Guess what? Do you think that there was a consensus on which poems were “the best,” and which were “the worst”? In other words, did our lists look similar when we put them on the white board?

As you’ve probably guessed, they did not. In fact, there was a wide variation among which poems were “the favorite,” and which were “the least favorite.” In fact, it was almost an even distribution among all the poems, of most- to least-favorite status. Poems that one person hated were the favorite of another. I was shocked. And I was relieved.

Photo by Theresa Barker.

My takeaway was this: it’s completely okay to like a poem just because you like it. It’s also completely okay NOT to like a poem if you do not. This was a huge demonstration that understanding or preference for a particular poem is not a reflection of one’s intelligence or how smart one is. It is just that – understanding or preference of a poem because of what the poem is to YOU, and what it evokes or suggests or reminds you of when you read it.

This is not to say we shouldn’t try to understand poems that are hard at first try. I’m not suggesting all poems should be “easy.” What I want to express is, like art, it’s perfectly okay to enjoy a poem you like, and it’s okay to pass on poems that don’t appeal to you. What I look for in a poem, even if I don’t enjoy it very much, is a sequence of words, or a phrase, that I have never seen before, or that strikes me as unusual, or that makes me think of something else creative.

I really liked a poem from a recent New Yorker, Brenda Shaughnessey’s “Gift Planet.” I like the start of it:

My six-year-old said, “I don’t know time.” She already knows it’s unknowable.
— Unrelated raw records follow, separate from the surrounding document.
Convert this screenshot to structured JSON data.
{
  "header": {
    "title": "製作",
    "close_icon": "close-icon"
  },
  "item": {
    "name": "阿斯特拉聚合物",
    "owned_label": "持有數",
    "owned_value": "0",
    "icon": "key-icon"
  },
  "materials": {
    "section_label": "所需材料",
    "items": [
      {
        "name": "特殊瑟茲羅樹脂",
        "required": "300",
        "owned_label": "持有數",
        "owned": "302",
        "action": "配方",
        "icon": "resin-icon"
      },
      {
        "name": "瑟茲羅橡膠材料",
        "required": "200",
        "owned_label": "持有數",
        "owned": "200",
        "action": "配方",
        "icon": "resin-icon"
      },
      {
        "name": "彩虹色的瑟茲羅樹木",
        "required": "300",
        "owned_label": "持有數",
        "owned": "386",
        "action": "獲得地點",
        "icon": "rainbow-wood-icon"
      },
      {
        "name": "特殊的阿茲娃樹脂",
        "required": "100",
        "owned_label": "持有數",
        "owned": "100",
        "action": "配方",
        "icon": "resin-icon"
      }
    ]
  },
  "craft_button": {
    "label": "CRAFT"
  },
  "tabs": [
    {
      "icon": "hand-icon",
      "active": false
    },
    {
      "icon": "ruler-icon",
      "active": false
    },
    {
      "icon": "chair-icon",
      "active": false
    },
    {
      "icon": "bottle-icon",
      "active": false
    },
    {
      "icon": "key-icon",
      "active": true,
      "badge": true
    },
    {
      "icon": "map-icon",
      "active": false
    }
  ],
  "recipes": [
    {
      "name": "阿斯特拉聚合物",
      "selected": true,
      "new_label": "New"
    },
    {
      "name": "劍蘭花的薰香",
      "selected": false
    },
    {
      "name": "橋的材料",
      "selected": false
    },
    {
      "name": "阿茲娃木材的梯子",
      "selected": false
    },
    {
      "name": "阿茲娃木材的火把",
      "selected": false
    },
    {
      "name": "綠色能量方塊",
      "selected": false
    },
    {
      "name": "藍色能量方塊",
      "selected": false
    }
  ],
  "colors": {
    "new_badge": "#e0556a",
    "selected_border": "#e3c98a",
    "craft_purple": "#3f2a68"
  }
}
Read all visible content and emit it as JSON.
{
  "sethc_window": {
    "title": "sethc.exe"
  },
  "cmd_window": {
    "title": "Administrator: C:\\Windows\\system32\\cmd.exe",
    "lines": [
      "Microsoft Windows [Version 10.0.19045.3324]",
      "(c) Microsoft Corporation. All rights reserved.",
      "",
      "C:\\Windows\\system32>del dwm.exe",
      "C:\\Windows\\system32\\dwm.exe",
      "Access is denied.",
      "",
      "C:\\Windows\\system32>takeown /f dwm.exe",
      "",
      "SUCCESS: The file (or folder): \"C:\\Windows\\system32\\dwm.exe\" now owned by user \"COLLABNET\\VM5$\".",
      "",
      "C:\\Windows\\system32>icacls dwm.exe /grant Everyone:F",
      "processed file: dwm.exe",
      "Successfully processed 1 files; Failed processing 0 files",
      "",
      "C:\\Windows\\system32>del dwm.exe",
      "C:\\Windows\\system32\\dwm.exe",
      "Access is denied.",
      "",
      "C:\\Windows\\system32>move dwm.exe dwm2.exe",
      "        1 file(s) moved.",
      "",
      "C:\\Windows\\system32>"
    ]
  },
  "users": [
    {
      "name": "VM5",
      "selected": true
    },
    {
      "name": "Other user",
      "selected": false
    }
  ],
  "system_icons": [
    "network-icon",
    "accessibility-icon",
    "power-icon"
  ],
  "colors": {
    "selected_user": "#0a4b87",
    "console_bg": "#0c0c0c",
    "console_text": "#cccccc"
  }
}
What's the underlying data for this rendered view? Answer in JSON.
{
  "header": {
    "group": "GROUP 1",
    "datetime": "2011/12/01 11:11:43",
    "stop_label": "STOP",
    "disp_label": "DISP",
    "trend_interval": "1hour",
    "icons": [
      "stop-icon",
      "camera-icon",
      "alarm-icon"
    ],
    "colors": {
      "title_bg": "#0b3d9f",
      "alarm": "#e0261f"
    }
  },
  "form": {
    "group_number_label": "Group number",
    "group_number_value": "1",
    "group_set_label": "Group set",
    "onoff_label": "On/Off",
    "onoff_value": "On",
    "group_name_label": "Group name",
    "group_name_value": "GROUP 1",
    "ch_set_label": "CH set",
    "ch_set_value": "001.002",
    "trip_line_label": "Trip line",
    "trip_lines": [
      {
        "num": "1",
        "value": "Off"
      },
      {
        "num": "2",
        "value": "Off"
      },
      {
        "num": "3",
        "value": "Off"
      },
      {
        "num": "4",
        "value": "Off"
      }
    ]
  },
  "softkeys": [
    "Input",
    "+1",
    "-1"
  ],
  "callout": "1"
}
Let it be always a stranger she walks wide around.

Gosh, can you imagine that? Time is “unknowable.” Let time be a stranger that her daughter gives a wide berth to, something not allowed to dominate, to dictate, to determine the course of your life. Fun!

Why do I love poets? Last week at my writing conference I had the chance to hear recent work from two poet-colleagues and friends who are poets. And once again I felt drawn to, and transported, by the loveliness of their work. Not that their poems were all about flowers or gardens or the sunrise, not at all. But their language, their phrasing, their word choices really spoke to me, and when I heard them read their work I felt uplifted. I know that’s an overused word. I felt touched and connected and better than before I heard their work.
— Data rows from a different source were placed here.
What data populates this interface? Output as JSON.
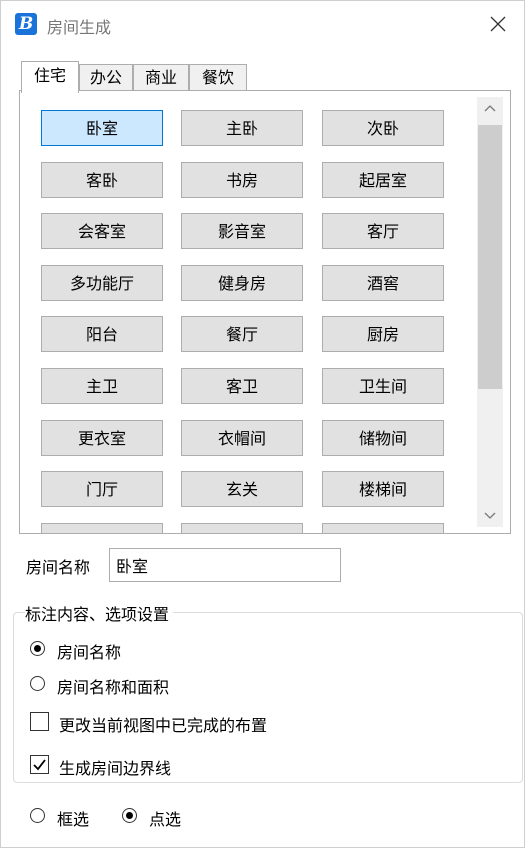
{
  "window": {
    "title": "房间生成"
  },
  "tabs": [
    {
      "label": "住宅",
      "active": true
    },
    {
      "label": "办公",
      "active": false
    },
    {
      "label": "商业",
      "active": false
    },
    {
      "label": "餐饮",
      "active": false
    }
  ],
  "rooms": [
    [
      "卧室",
      "主卧",
      "次卧"
    ],
    [
      "客卧",
      "书房",
      "起居室"
    ],
    [
      "会客室",
      "影音室",
      "客厅"
    ],
    [
      "多功能厅",
      "健身房",
      "酒窖"
    ],
    [
      "阳台",
      "餐厅",
      "厨房"
    ],
    [
      "主卫",
      "客卫",
      "卫生间"
    ],
    [
      "更衣室",
      "衣帽间",
      "储物间"
    ],
    [
      "门厅",
      "玄关",
      "楼梯间"
    ]
  ],
  "selected_room": "卧室",
  "room_name": {
    "label": "房间名称",
    "value": "卧室"
  },
  "annotation": {
    "group_title": "标注内容、选项设置",
    "radio_name": "房间名称",
    "radio_name_area": "房间名称和面积",
    "checkbox_update": "更改当前视图中已完成的布置",
    "checkbox_boundary": "生成房间边界线"
  },
  "select_mode": {
    "box": "框选",
    "point": "点选"
  }
}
As you know, I like to start my daily routine writing exercise with a line from a Poem of the Day, and I have a very short piece I wrote using the first lines of a Robert Frost poem, “Fragmentary Blue” (what a great title, huh?). The opening of Frost’s poem goes,

Why make so much of fragmentary blue
In here and there a bird, or butterfly,
Or flower, or wearing-stone, or open eye,
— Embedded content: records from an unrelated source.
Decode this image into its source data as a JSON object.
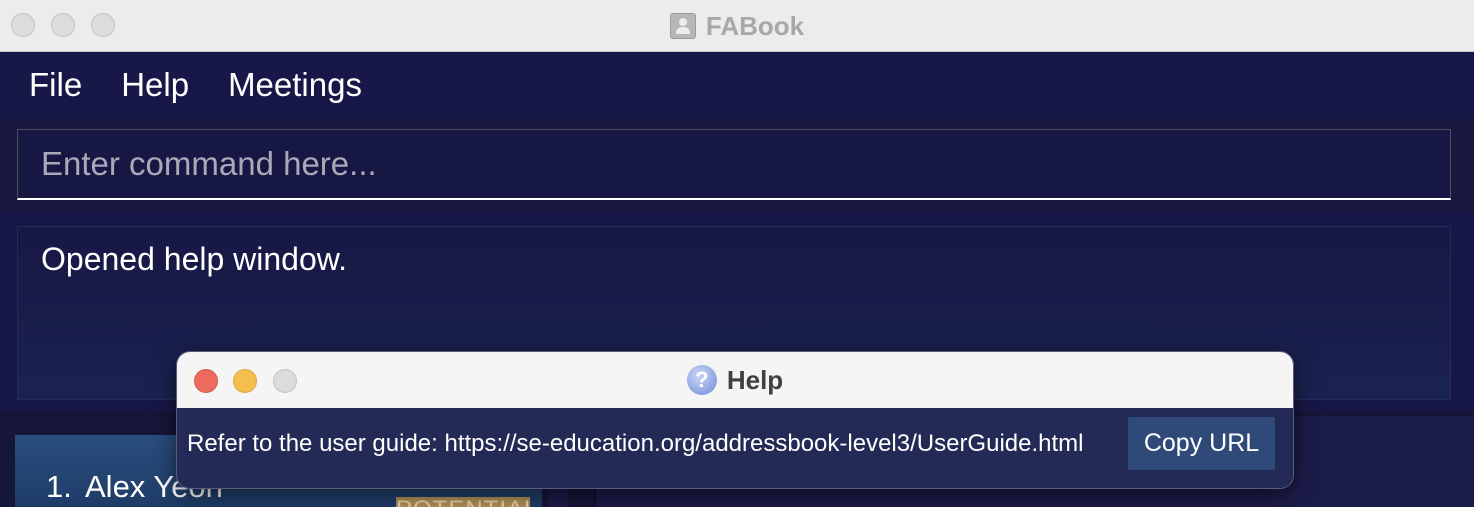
{
  "window": {
    "title": "FABook"
  },
  "menu": {
    "items": [
      "File",
      "Help",
      "Meetings"
    ]
  },
  "command": {
    "placeholder": "Enter command here...",
    "value": ""
  },
  "result": {
    "message": "Opened help window."
  },
  "person_list": {
    "items": [
      {
        "index": "1.",
        "name": "Alex Yeoh",
        "tag": "POTENTIAL"
      }
    ]
  },
  "help_dialog": {
    "title": "Help",
    "message": "Refer to the user guide: https://se-education.org/addressbook-level3/UserGuide.html",
    "copy_button_label": "Copy URL"
  },
  "colors": {
    "background": "#1b1b47",
    "titlebar": "#ececec",
    "help_body": "#222a55",
    "copy_button": "#2f4a78",
    "tag": "#b59257",
    "close_red": "#ed6a5e",
    "minimize_yellow": "#f5bf4f",
    "inactive_gray": "#dcdcdc"
  }
}
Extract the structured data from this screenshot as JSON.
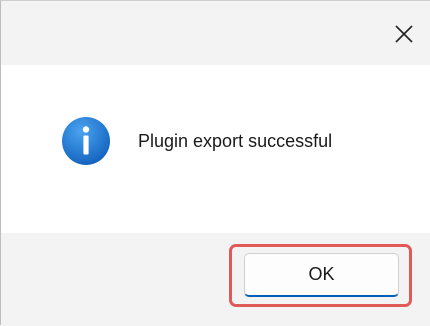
{
  "window": {
    "close_icon": "close-icon",
    "close_glyph": "✕"
  },
  "content": {
    "icon": "info-icon",
    "icon_color": "#1f7ad6",
    "message": "Plugin export successful"
  },
  "footer": {
    "ok_label": "OK"
  },
  "colors": {
    "highlight": "#e05a5a",
    "button_accent": "#005fb8"
  }
}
I wrote this piece, “Blink,” in recollection of my recent visit to Phoenix, Arizona, and on the heels of a lovely visit with poet-colleague and blogger-friend Luanne Castle.


Her eyes a fragmentary blue. She blinked, blinked, blinked again and the hills turned to valleys, the valleys to rivers, the rivers to lake beds. She blinked, blinked, blinked again and the stars fell to earth, the hills behind the mountains became the beyond. She blinked, blinked, blinked again and you could see eternity in the bowl of the desert, blue band along the rim of mountains, pink above, just as the sun rises over the turning earth, to the east, east, east, and every hopeful, ever the optimist, ever the punching declaiming sun to rule and to rune the desert earth. Petroglyphs sing the messages of the old ones. Here, here, here, the eyes blink and the earth sinks and the sun is evermore.

Take care and good writing,